[EXERCISE AIM]: Whenever a line below holds the word "SATA", count it; then give the total and nothing else.

*** PROVIDED ENTRIES Section Begins ***

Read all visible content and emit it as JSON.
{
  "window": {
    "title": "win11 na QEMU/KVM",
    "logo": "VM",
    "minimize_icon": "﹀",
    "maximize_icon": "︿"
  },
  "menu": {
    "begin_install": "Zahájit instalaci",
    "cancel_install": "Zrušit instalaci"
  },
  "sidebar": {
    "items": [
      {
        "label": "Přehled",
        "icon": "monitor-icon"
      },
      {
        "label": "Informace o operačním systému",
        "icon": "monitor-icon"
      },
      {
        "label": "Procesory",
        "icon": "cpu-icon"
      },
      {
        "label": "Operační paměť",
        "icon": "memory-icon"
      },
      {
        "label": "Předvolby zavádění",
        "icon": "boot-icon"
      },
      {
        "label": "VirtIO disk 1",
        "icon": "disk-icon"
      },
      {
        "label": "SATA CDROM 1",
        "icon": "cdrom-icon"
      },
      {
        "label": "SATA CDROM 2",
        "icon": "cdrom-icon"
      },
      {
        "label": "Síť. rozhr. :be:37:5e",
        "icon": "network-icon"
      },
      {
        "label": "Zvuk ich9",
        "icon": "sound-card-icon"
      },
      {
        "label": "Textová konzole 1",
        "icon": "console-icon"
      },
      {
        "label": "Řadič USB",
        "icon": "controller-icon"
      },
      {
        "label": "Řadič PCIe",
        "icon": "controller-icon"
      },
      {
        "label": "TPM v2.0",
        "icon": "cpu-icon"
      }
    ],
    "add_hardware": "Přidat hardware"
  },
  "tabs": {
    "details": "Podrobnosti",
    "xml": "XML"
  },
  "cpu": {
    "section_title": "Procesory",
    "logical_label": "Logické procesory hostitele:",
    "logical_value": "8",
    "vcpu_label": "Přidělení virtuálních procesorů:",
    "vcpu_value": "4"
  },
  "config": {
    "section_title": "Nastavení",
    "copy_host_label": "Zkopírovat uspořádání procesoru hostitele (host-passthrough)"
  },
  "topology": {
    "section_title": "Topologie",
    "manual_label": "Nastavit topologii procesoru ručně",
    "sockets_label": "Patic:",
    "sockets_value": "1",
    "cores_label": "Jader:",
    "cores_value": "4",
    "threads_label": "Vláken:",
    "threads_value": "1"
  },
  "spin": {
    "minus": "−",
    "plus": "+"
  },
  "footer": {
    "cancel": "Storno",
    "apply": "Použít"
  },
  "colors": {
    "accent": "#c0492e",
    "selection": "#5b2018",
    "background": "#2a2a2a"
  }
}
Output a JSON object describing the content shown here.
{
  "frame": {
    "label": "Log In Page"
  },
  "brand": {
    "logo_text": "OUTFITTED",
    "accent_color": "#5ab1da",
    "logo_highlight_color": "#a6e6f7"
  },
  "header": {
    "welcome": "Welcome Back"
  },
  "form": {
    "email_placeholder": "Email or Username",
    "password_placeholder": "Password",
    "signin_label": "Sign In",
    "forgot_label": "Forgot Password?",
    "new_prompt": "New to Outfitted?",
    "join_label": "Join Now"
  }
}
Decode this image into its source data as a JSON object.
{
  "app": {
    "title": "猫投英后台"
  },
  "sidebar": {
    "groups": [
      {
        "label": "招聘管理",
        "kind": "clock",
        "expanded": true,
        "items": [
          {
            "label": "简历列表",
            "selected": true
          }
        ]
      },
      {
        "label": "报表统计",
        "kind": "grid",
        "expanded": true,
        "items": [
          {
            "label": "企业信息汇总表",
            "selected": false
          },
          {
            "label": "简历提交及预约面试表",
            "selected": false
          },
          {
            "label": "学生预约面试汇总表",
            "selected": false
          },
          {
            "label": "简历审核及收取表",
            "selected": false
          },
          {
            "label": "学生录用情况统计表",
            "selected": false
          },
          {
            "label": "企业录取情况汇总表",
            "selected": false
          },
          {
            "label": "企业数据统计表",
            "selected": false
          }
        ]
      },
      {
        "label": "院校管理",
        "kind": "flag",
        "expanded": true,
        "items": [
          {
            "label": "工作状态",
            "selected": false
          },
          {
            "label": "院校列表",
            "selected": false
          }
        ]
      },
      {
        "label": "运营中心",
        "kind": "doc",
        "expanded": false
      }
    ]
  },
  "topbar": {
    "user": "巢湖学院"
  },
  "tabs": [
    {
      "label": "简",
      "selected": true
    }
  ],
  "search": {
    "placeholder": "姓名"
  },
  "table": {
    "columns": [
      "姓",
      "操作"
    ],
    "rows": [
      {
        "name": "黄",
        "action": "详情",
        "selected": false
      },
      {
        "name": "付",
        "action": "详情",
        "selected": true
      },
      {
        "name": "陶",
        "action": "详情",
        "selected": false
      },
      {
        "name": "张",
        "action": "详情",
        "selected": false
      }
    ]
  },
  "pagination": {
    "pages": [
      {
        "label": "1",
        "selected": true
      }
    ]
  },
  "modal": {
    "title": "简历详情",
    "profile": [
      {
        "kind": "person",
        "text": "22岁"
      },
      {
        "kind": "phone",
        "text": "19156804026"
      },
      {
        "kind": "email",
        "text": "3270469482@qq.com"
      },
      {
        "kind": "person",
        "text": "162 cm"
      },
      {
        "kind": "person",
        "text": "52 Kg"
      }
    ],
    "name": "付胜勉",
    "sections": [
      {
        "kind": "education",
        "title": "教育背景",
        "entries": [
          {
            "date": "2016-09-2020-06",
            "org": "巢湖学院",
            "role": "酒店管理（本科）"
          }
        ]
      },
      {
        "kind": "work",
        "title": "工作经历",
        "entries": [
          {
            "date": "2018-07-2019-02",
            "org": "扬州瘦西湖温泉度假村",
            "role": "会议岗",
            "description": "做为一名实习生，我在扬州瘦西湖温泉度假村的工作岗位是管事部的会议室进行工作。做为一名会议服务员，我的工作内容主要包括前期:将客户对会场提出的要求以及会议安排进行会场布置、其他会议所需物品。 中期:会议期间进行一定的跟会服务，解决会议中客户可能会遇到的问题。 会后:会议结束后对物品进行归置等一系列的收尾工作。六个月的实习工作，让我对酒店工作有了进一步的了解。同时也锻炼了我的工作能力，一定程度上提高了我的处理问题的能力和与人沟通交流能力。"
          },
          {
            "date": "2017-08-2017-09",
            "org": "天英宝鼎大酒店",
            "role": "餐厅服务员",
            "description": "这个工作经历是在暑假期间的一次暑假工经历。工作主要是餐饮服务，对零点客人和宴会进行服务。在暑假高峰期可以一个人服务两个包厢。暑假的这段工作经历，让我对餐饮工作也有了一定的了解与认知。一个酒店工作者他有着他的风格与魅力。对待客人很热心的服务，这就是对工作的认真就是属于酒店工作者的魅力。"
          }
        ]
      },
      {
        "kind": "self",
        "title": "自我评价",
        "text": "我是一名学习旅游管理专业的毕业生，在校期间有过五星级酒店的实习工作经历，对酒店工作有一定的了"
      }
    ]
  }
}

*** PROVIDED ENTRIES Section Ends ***

[EXERCISE SOLUTION]: 2